Representative preliminary safety analyses
The representative preliminary safety analyses are the first safety assessments for a repository for high-level radioactive waste in the ongoing site selection procedure. They mark the first time that a potential repository in a rock formation is assessed – albeit provisionally, because each phase of the procedure delivers new and more-detailed insights that provide a clearer picture. On the road towards a proposal for siting regions to undergo surface exploration, the representative preliminary safety analyses act as a tool in order to further narrow down the potential areas in Germany that could serve as a repository site for high-level radioactive waste. At present, there are still 90 sub-areas to choose from.
On this page
- Building blocks of representative preliminarysafety analyses
- The method: how the BGE intends to assess safety
Before the representative preliminary safety analyses can be applied to the 90 sub-areas, a methodology is needed that ensures comparability and that the same benchmark is used for measurements across the board.
Documents to download
The BGE has been working on compiling this methodology since the start of 2021. Now, at the end of March 2022, it is presenting the progress of its work:
Proposed technical methodology (PDF, 2,2 MB, German only)
Abridged version for readers (PDF, 235 KB)
Annex (method derivation and example applications) (PDF, 52 MB, German only)
Repository search updatePhase I Step 2: Siting regions Planning-scientific weighing criteria Meldungen und Pressemitteilungen Questions and answers
The procedure for a representative preliminary safety analysis consists of a sequence of seven elements:
- specification of investigation areas
- preliminary safety concept; preliminary design of repository
- analysis of repository system
- comprehensive assessment of repository system
- evaluation of uncertainties
- derivation of exploration, research and development requirements
How the BGE intends to assess safety
The representative preliminary safety analyses will provide a holistic view of the robustness of the repository system, i.e. of the interplay between the geology, the repository mine and the repository container. The core of the method for the representative preliminary safety analyses is to focus on the most suitable areas. This assessment and narrowing down of sub-areas will take place over the coming years as part of the representative preliminary safety analyses. In the run-up to these analyses, “investigation areas” will be designated that must each undergo a full representative preliminary safety analysis and must fully cover the sub-areas in accordance with the Repository Safety Analysis Ordinance (EndlSiUntV) (external link; Germn only). The BGE will designate an investigation area that covers each individual sub-area. In other words, a full representative preliminary safety analysis will be carried out for each sub-area. Insofar as multiple safety concepts are conceivable in one sub-area, dedicated investigation areas must be designated for each safety concept.

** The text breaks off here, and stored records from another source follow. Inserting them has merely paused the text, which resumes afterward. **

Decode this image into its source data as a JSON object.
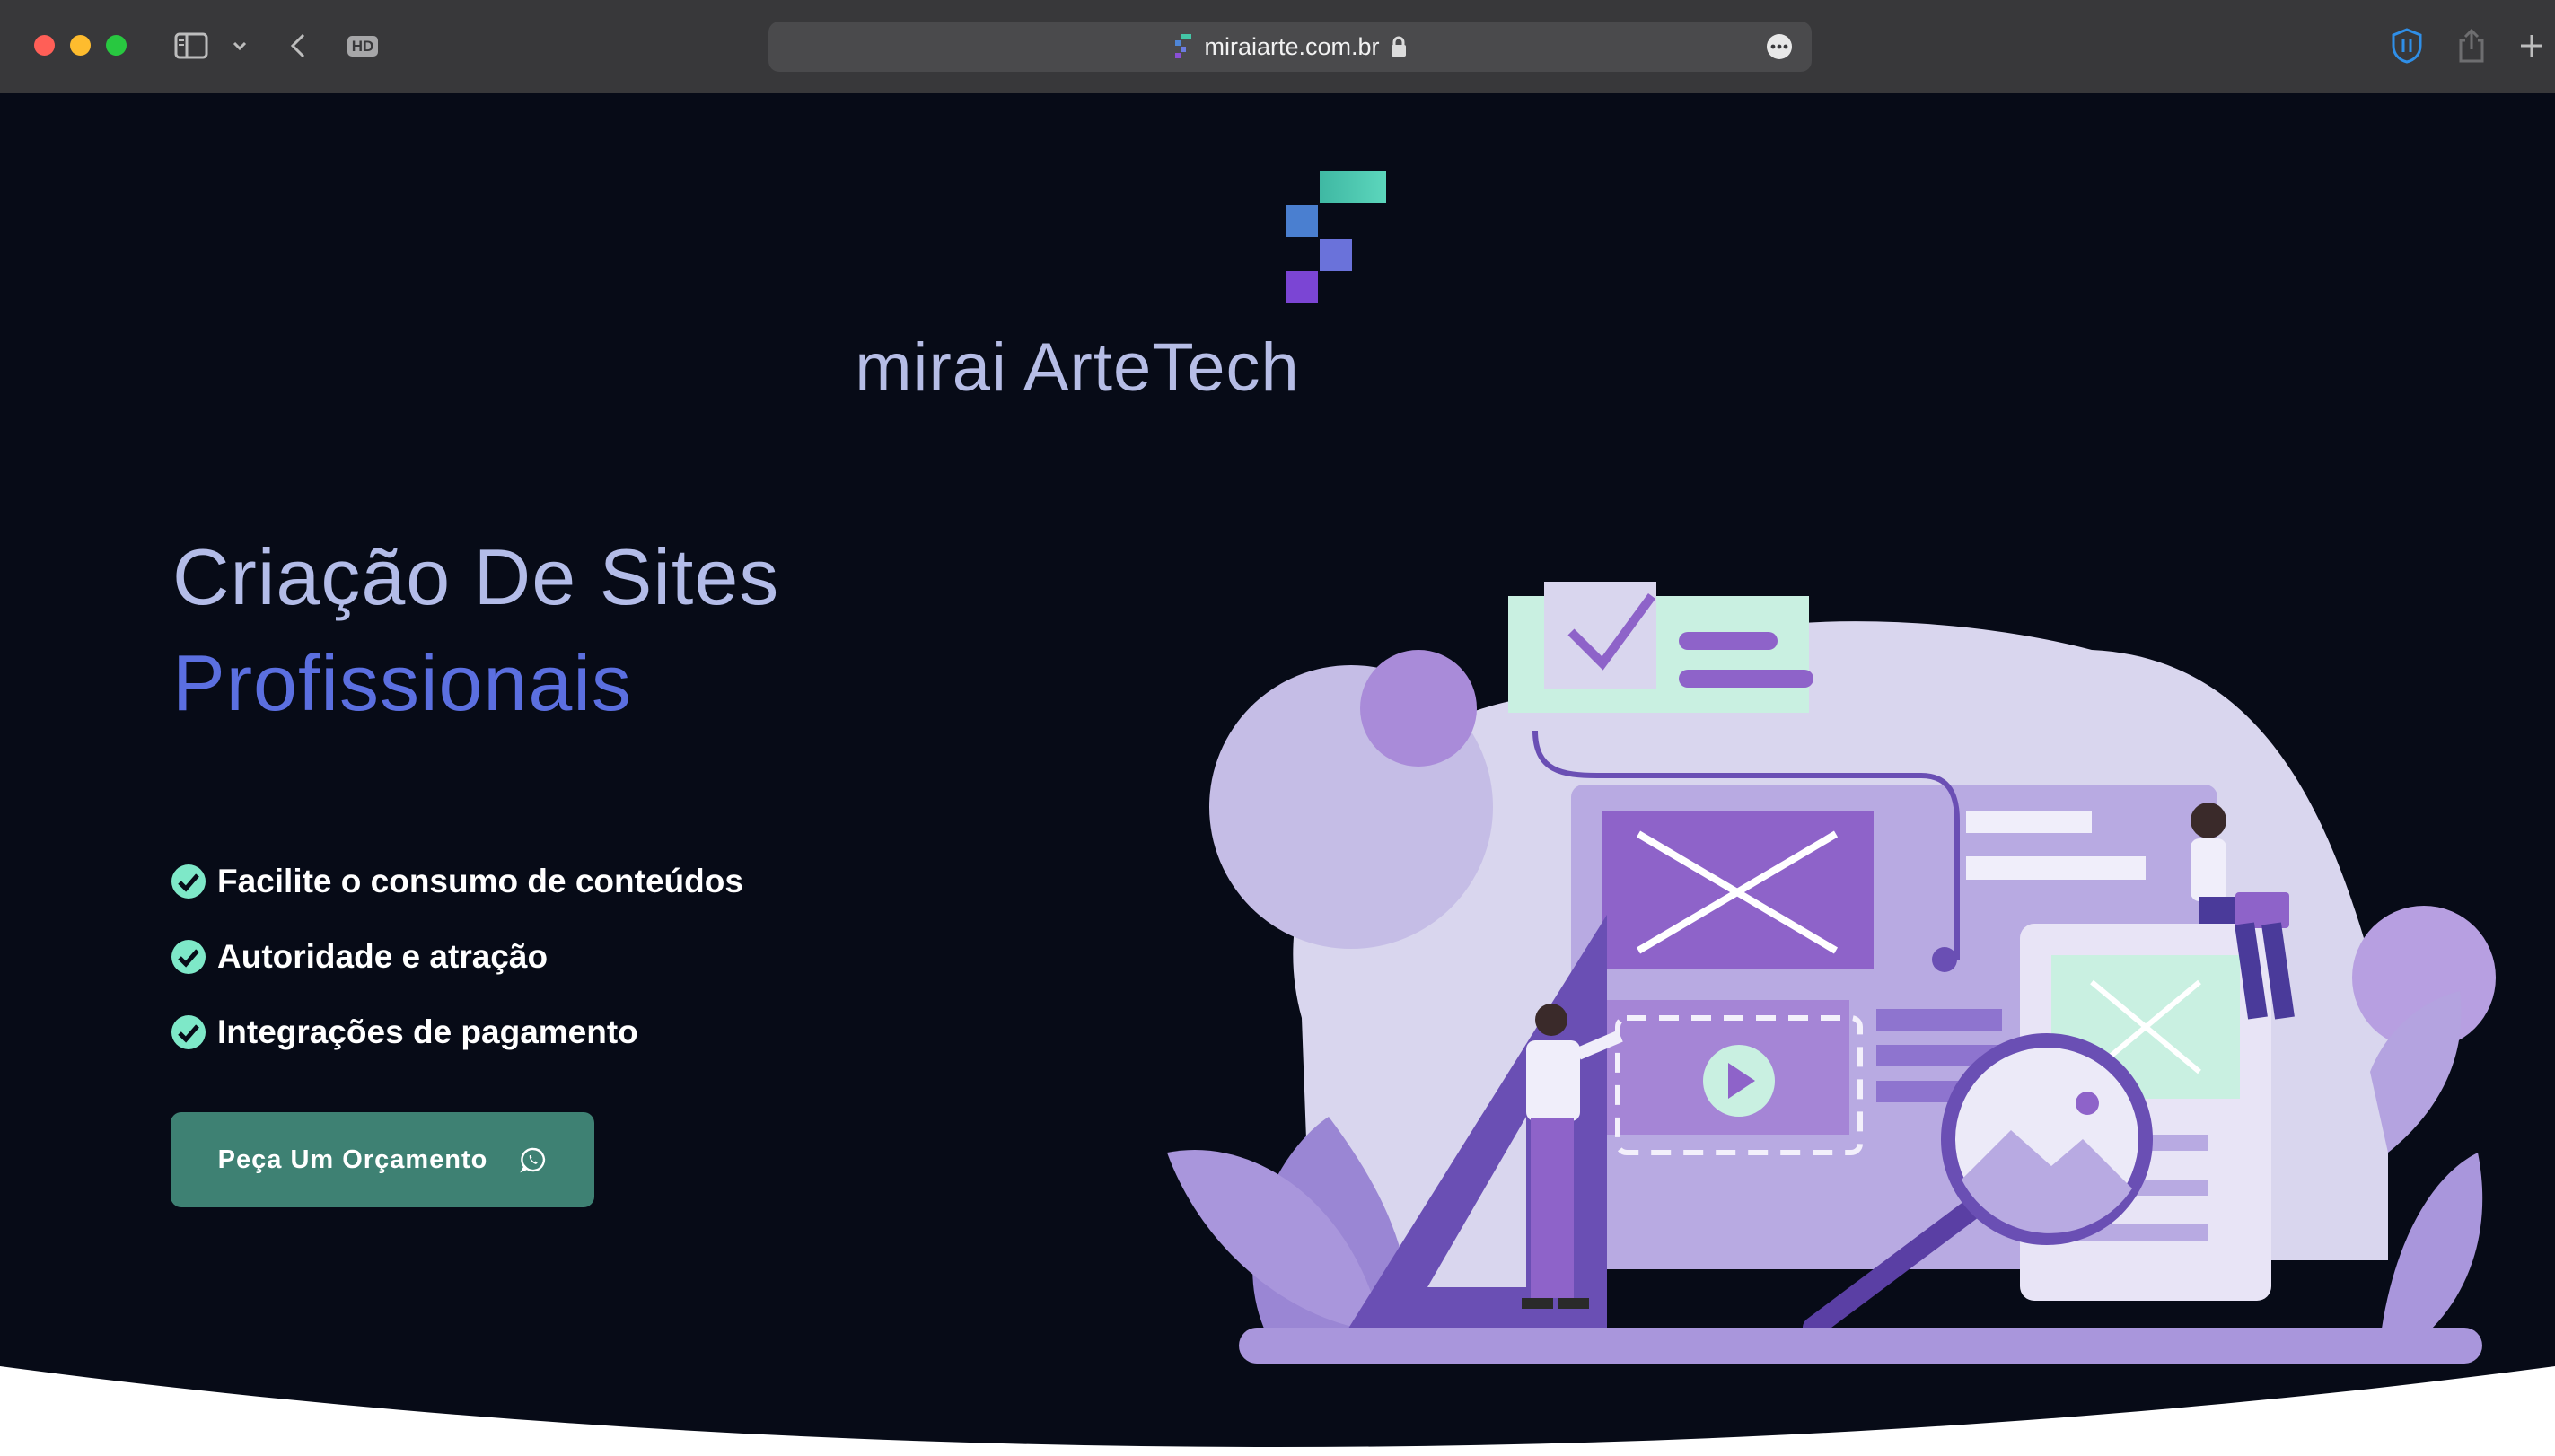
{
  "browser": {
    "url": "miraiarte.com.br",
    "hd_label": "HD"
  },
  "brand": {
    "name": "mirai ArteTech"
  },
  "hero": {
    "title_line1": "Criação De Sites",
    "title_line2": "Profissionais",
    "features": [
      "Facilite o consumo de conteúdos",
      "Autoridade e atração",
      "Integrações de pagamento"
    ],
    "cta_label": "Peça Um Orçamento",
    "cta_icon": "whatsapp-icon"
  },
  "colors": {
    "page_bg": "#070b17",
    "title_light": "#b3bce8",
    "title_accent": "#5b6fe0",
    "cta_bg": "#3e8173",
    "check": "#7ee8c8",
    "illustration_purple": "#8e63c9",
    "illustration_mint": "#bfe9da"
  }
}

The BGE developed these investigation sub-areas as a methodological instrument in order to carry out the assessments in a comprehensible manner and with regard to uniform geoscientific characteristics, especially in the case of large sub-areas. By dividing these sometimes very large investigation areas into investigation sub-areas, the BGE can not only categorise the underlying data for the assessment in a comprehensible manner and on a small scale, but also ensure the transferability of information and parameters based on analogies. Investigation sub-areas are identified as geographically contiguous areas with geoscientific characteristics that are as uniform as possible (e.g. stratigraphically, lithologically, tectonically). These areas are assessed in a spatially differentiated manner in the event that areas within them exhibit different degrees of suitability for use as a repository site. If an investigation sub-area or a part thereof does not receive any predominantly good evaluations in the course of the assessment steps, these areas will be assigned to Category D or C in the overall evaluation. Such areas will not be further processed within the framework of the representative preliminary safety analyses.
Several assessment steps are carried out in order to systematically review all investigation areas and investigation sub-areas with regard to their potential suitability for the designation of a “containment-providing rock zone”. Here, investigation sub-areas can fail to meet the exclusion criteria or minimum requirements, which are reviewed on an ongoing basis throughout the representative preliminary safety analyses, because new insights are constantly being gained from existing or newly acquired data. These areas are assigned to Category D. For such areas, the report regarding the investigation area based on the representative preliminary safety analyses will then state that they are not suitable for final disposal. Processing of these areas ends at this point.
Areas that have cleared this hurdle undergo further examination in order to determine whether a containment-providing rock zone can be designated within an area – and how safe this zone might be. If, at this stage, unfavourable boundary conditions are observed that indicate that safe containment cannot be guaranteed, these areas will be assigned to Category C. For such areas, the report on the investigation area will also include an evaluation, and the areas will be excluded from further consideration.
Areas that pass all four assessment steps are assigned to Category A and move on to the renewed application of the geoscientific consideration criteria. Areas are assigned to Category B if, within the framework of the fourth assessment step, the safety-related discussion, they ultimately perform worse than the areas in Category A. All areas in the category are then subject to further work within the framework of the representative preliminary safety analyses, such as the determination of exploration, research and development requirements and the evaluation of uncertainties. As a result of the renewed application of the geoscientific consideration criteria, siting regions are proposed for surface exploration.